There was a moment, an opportunity, to proclaim and affirm my faith. And I froze.
Over a drink with a few friends, the subject of religion came up. One person said she didn't buy into any of it. Another said he dabbled in various philosophies and enjoyed them as parables. Myths.
I didn't say a word, and I've been trying to figure out why. It's honestly been eating at me for days. In my silence, I denied my beliefs.
Being a Christian is tough right now, and not in a bullshit, fabricated "War On Christmas" faux-persecution kind of way. This isn't North Korea. This isn't Iran. In America, Christians are as free as they've ever been to practice their faith without fear. Sure, a teacher can't lead her public school class in prayer anymore, but separation of church and state is not oppression. Not even close.
When you claim Christianity, people assume a lot about you: that you're intolerant, closed-minded, hypocritical, judgmental, uneducated, or, worst of all, a Tim Tebow fan. (Just because he loves Jesus doesn't mean he can throw a pass. Come on.)
I hate to say it, but there's a damn good reason why people perceive Christians this way. We have a terrible public face. Our most prominent figureheads are Fred Phelps, Pat Robertson, Rick Santorum, and the Chick-Fil-A cows.

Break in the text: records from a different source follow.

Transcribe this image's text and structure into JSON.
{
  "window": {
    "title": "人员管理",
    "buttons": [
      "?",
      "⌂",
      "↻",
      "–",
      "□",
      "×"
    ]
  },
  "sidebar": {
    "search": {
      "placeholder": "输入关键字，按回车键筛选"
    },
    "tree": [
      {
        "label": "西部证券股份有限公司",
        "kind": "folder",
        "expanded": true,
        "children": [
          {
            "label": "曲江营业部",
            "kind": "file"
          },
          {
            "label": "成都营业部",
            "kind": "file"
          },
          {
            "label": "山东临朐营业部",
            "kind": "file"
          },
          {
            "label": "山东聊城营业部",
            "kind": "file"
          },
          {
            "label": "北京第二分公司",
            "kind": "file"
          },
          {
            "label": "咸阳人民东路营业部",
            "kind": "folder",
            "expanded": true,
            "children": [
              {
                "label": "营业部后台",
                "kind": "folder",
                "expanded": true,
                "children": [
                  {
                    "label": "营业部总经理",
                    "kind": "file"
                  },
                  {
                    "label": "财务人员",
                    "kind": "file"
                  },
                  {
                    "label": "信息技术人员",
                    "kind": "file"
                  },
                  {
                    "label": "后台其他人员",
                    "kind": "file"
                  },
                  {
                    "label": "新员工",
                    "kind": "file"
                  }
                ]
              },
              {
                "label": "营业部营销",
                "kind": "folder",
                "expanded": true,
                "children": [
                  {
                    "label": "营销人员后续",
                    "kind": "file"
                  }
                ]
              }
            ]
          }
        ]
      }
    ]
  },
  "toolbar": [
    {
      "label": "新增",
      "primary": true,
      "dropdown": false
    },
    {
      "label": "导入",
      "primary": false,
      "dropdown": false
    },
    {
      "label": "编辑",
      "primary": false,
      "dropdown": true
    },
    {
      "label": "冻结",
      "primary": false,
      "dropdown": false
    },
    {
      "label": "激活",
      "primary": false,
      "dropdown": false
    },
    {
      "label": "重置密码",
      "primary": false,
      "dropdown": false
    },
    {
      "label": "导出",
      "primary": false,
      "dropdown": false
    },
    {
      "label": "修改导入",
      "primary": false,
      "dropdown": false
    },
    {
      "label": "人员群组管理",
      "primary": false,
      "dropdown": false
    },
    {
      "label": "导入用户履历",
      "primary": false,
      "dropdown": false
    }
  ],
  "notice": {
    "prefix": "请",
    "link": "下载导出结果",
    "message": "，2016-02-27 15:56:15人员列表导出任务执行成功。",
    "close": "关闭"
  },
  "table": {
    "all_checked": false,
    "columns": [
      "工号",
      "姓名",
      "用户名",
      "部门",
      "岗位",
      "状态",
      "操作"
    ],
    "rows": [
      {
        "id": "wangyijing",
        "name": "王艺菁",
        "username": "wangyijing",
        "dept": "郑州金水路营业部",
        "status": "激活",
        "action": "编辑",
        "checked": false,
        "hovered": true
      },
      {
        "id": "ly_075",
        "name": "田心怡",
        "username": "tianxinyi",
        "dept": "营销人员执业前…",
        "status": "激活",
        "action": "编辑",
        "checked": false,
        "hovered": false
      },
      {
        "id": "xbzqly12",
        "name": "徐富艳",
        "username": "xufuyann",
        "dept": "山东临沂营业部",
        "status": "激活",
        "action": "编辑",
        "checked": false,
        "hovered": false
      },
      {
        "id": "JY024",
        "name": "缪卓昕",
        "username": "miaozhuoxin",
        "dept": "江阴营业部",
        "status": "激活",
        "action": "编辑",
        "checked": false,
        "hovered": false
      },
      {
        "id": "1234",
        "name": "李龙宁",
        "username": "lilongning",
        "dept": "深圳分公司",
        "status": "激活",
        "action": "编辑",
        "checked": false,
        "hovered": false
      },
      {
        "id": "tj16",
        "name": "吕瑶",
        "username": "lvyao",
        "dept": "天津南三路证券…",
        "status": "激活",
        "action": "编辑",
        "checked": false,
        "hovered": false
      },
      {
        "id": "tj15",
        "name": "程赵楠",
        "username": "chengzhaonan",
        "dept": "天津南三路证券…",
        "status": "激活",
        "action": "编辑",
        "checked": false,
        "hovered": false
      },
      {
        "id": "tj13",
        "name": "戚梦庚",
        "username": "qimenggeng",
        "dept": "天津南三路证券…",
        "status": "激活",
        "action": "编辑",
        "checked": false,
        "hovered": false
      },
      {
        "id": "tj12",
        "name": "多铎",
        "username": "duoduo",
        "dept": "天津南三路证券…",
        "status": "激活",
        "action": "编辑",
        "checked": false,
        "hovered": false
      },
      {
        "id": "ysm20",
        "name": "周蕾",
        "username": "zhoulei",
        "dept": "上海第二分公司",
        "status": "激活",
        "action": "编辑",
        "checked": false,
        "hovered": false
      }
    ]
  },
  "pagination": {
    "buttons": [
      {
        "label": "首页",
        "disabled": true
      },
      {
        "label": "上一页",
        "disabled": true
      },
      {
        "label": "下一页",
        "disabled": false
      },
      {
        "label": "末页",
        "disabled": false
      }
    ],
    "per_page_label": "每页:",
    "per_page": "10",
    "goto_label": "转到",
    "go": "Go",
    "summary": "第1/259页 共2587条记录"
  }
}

Our churches hide scandals to protect their own. Our leaders condemn the sins of others from the center of their own scandals. Politicians on the Christian right look out for the wealthy and ignore those in need. If I were an outsider, this is not a group I'd have any interest in being a part of.
But, I'm not an outsider. I was born into this mess, but I was lucky enough to be taught from an early age the lesson that most of the church seems to miss. Matthew 22:35-40, from the mouth of Jesus himself. "'Thou shalt love the Lord thy God with thy whole heart, and with thy whole soul, and with thy whole mind.' This is the greatest and the first commandment. And the second is like it, 'Thou shalt love your neighbor as thyself.' On these two commandments depend the whole Law and the Prophets."
The whole law. Everything. That's it. Religions and sects and denominations depend on pages and pages of rules, structure and meaningless rhetoric, but Christ's most important commandments, two simple rules, get tossed aside.
I think that's why I balked when I had the opportunity to share my beliefs. I'm not ashamed of my faith. I'm ashamed of what's been done to it. I'm ashamed of what people think my faith says about me. Part of me even started to wonder if there's something different people who don't like the direction of the modern church can call ourselves. Something that doesn't leave a bad taste in so many mouths.
But, screw that. I want Christianity back. I want my faith to mean the same thing to the world that it means to me, what it meant 2,000 years ago. Love God. Love each other. It's a long road, but that's a damn good place to start.